I know ram drives and SSDs have been around for a while. They seem to be on the edge of mainstreem. If the performance per dollar gets equivalent to HDs, i would think it would be a better choice. Several companies are making these now; samsung and toshiba are 2. With manufacturers like them marketing and mass manufacturing SSDs, the price could come down rather quickly.
would you use one for a gaming machine? would it be a huge benefit? Would this reduce the requirements for RAM/virtual memory/paging files?
Obviously, i don't know much about SSDs, but this seems very cool. No moving parts are always better. On first glance, i would think it would be a better investment than HDs if priced the same.
SSD is only a different storage type. It has nothing to do with "RAM/virtual memory/paging files".
Why SSD? It faster, use less energy, no seek time, no moving part, constant transfer speed.
Why not? Very very expensive, hold less.
Will take a while until the price per GB match an SSD.
Anyone can correct me or add pro/con.
That sommed it up pretty nice.
Another drawback are the limited write-cycles flash memory has. They try to circumvent it by adding some logic to the drive that makes sure no part of the HDD gets written to more than others. I've read a test a while ago about someone using an USB stick to boot windows. The flash memory broke after a few months of usage. Since USB sticks usually don't have the write-logic a SSD drive has, they will break a whole lot sooner.
Yeah, i agree at the present time, it makes better financial sense to stay with HDs.
The Toshibas article has some life cycle info that looks good. The technology will only get better. I imagine over the next five years, SSDs will become competitive with HDs. Outside capacity and price, i think it is a good option. Once they get the price and capacity equivalent to HDs, SSDs will take off. Maybe more so for notebooks, because of size, lower power requirements and shock resistance. What does the new Apple Air use for storage?
some important thing to take under consideration for all non SOTA (state of t art) but backwardrobe compatible folks (ha! folks) out there,

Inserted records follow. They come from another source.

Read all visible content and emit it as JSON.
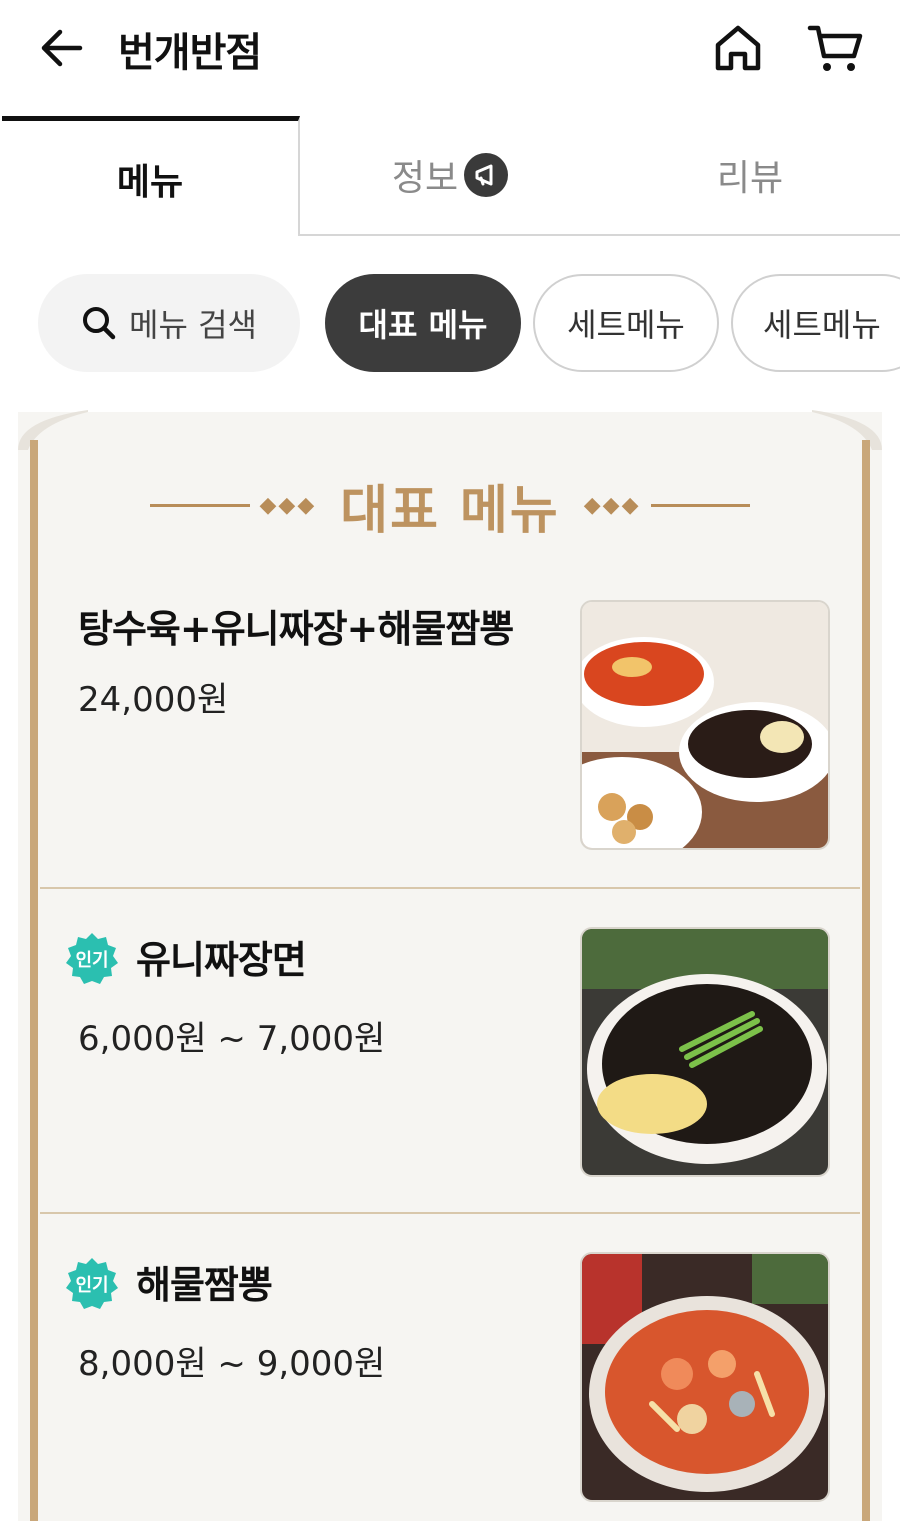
{
  "header": {
    "title": "번개반점",
    "icons": [
      "back-arrow-icon",
      "home-icon",
      "cart-icon"
    ]
  },
  "tabs": [
    {
      "label": "메뉴",
      "active": true
    },
    {
      "label": "정보",
      "active": false,
      "badge_icon": "megaphone-icon"
    },
    {
      "label": "리뷰",
      "active": false
    }
  ],
  "chips": {
    "search_label": "메뉴 검색",
    "items": [
      {
        "label": "대표 메뉴",
        "selected": true
      },
      {
        "label": "세트메뉴",
        "selected": false
      },
      {
        "label": "세트메뉴",
        "selected": false
      }
    ]
  },
  "section": {
    "title": "대표 메뉴"
  },
  "menu_items": [
    {
      "name": "탕수육+유니짜장+해물짬뽕",
      "price": "24,000원",
      "badge": "",
      "image": "set-dishes-photo"
    },
    {
      "name": "유니짜장면",
      "price": "6,000원 ~ 7,000원",
      "badge": "인기",
      "image": "jjajangmyeon-photo"
    },
    {
      "name": "해물짬뽕",
      "price": "8,000원 ~ 9,000원",
      "badge": "인기",
      "image": "jjamppong-photo"
    }
  ],
  "colors": {
    "accent_gold": "#bd9360",
    "badge_teal": "#2bbfb0",
    "chip_dark": "#3c3c3c"
  }
}
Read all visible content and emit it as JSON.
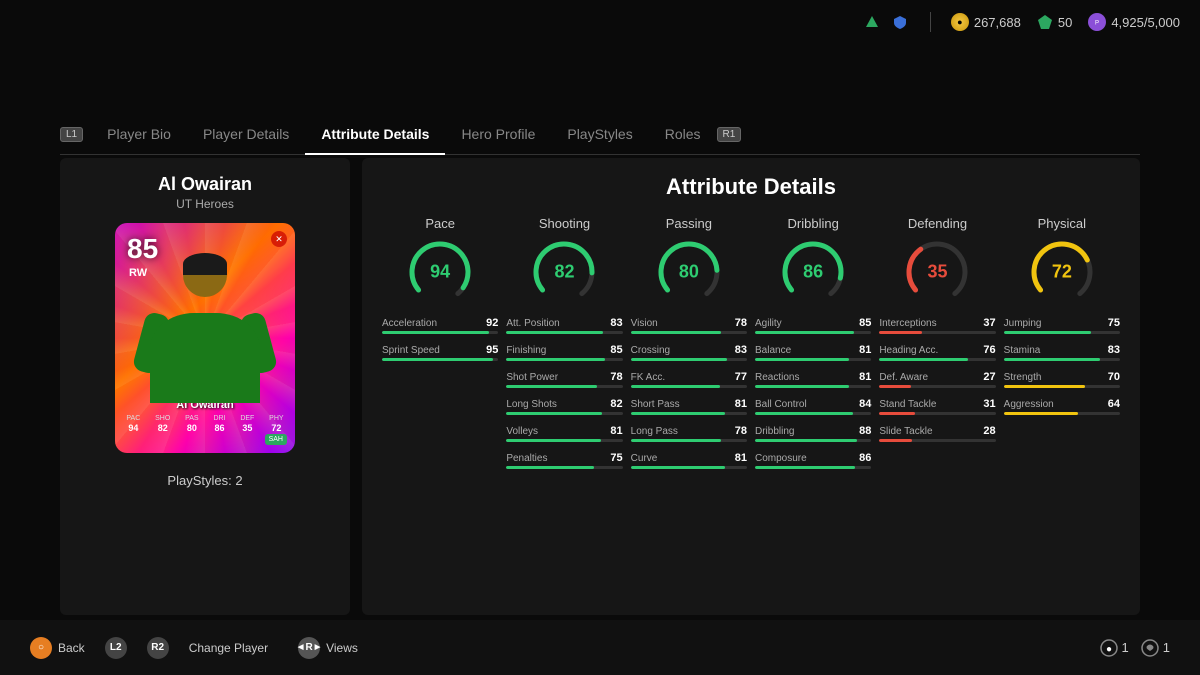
{
  "topBar": {
    "coins": "267,688",
    "gems": "50",
    "points": "4,925/5,000"
  },
  "tabs": [
    {
      "id": "player-bio",
      "label": "Player Bio",
      "badge": "L1",
      "active": false
    },
    {
      "id": "player-details",
      "label": "Player Details",
      "badge": null,
      "active": false
    },
    {
      "id": "attribute-details",
      "label": "Attribute Details",
      "badge": null,
      "active": true
    },
    {
      "id": "hero-profile",
      "label": "Hero Profile",
      "badge": null,
      "active": false
    },
    {
      "id": "playstyles",
      "label": "PlayStyles",
      "badge": null,
      "active": false
    },
    {
      "id": "roles",
      "label": "Roles",
      "badge": null,
      "active": false
    }
  ],
  "rightTabBadge": "R1",
  "player": {
    "name": "Al Owairan",
    "subtitle": "UT Heroes",
    "rating": "85",
    "position": "RW",
    "playstyles": "PlayStyles: 2",
    "cardStats": [
      {
        "label": "PAC",
        "val": "94"
      },
      {
        "label": "SHO",
        "val": "82"
      },
      {
        "label": "PAS",
        "val": "80"
      },
      {
        "label": "DRI",
        "val": "86"
      },
      {
        "label": "DEF",
        "val": "35"
      },
      {
        "label": "PHY",
        "val": "72"
      }
    ]
  },
  "attributeDetails": {
    "title": "Attribute Details",
    "categories": [
      {
        "name": "Pace",
        "value": 94,
        "color": "green",
        "attrs": [
          {
            "name": "Acceleration",
            "val": 92,
            "color": "green"
          },
          {
            "name": "Sprint Speed",
            "val": 95,
            "color": "green"
          }
        ]
      },
      {
        "name": "Shooting",
        "value": 82,
        "color": "green",
        "attrs": [
          {
            "name": "Att. Position",
            "val": 83,
            "color": "green"
          },
          {
            "name": "Finishing",
            "val": 85,
            "color": "green"
          },
          {
            "name": "Shot Power",
            "val": 78,
            "color": "green"
          },
          {
            "name": "Long Shots",
            "val": 82,
            "color": "green"
          },
          {
            "name": "Volleys",
            "val": 81,
            "color": "green"
          },
          {
            "name": "Penalties",
            "val": 75,
            "color": "green"
          }
        ]
      },
      {
        "name": "Passing",
        "value": 80,
        "color": "green",
        "attrs": [
          {
            "name": "Vision",
            "val": 78,
            "color": "green"
          },
          {
            "name": "Crossing",
            "val": 83,
            "color": "green"
          },
          {
            "name": "FK Acc.",
            "val": 77,
            "color": "green"
          },
          {
            "name": "Short Pass",
            "val": 81,
            "color": "green"
          },
          {
            "name": "Long Pass",
            "val": 78,
            "color": "green"
          },
          {
            "name": "Curve",
            "val": 81,
            "color": "green"
          }
        ]
      },
      {
        "name": "Dribbling",
        "value": 86,
        "color": "green",
        "attrs": [
          {
            "name": "Agility",
            "val": 85,
            "color": "green"
          },
          {
            "name": "Balance",
            "val": 81,
            "color": "green"
          },
          {
            "name": "Reactions",
            "val": 81,
            "color": "green"
          },
          {
            "name": "Ball Control",
            "val": 84,
            "color": "green"
          },
          {
            "name": "Dribbling",
            "val": 88,
            "color": "green"
          },
          {
            "name": "Composure",
            "val": 86,
            "color": "green"
          }
        ]
      },
      {
        "name": "Defending",
        "value": 35,
        "color": "red",
        "attrs": [
          {
            "name": "Interceptions",
            "val": 37,
            "color": "red"
          },
          {
            "name": "Heading Acc.",
            "val": 76,
            "color": "green"
          },
          {
            "name": "Def. Aware",
            "val": 27,
            "color": "red"
          },
          {
            "name": "Stand Tackle",
            "val": 31,
            "color": "red"
          },
          {
            "name": "Slide Tackle",
            "val": 28,
            "color": "red"
          }
        ]
      },
      {
        "name": "Physical",
        "value": 72,
        "color": "yellow",
        "attrs": [
          {
            "name": "Jumping",
            "val": 75,
            "color": "green"
          },
          {
            "name": "Stamina",
            "val": 83,
            "color": "green"
          },
          {
            "name": "Strength",
            "val": 70,
            "color": "yellow"
          },
          {
            "name": "Aggression",
            "val": 64,
            "color": "yellow"
          }
        ]
      }
    ]
  },
  "bottomBar": {
    "back": "Back",
    "changeplayer": "Change Player",
    "views": "Views",
    "counter1": "1",
    "counter2": "1"
  }
}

this solid state drive you pointed there is an ata II drive, i maintain laptops for quite a while and when they release the new standard of byte depth the ata III and above , lots of laps dancers out there couldnt go above the 125 - 250 Gb .
most ata II at 125 - 250 gb use an internal converter of the ata III to ata II so the byte depth works in the computer.
funny this is i was about to buy one , a magnetic hd that is, but since the market caps me to 250 gb and the price of
these is in the 150 $ / 200$ with delivery to public, the choice of having a noiseless per read laptop, and that i can
rest it on my 200W coiled speakers , is an oubvious switch to me,
if you dont care were its gonna rest on, or near of , go full throttle on the sold state my friend, you wont end up with a
damaged up smart table, but if you want a long smooth old school run mabe the hdd has proven its long run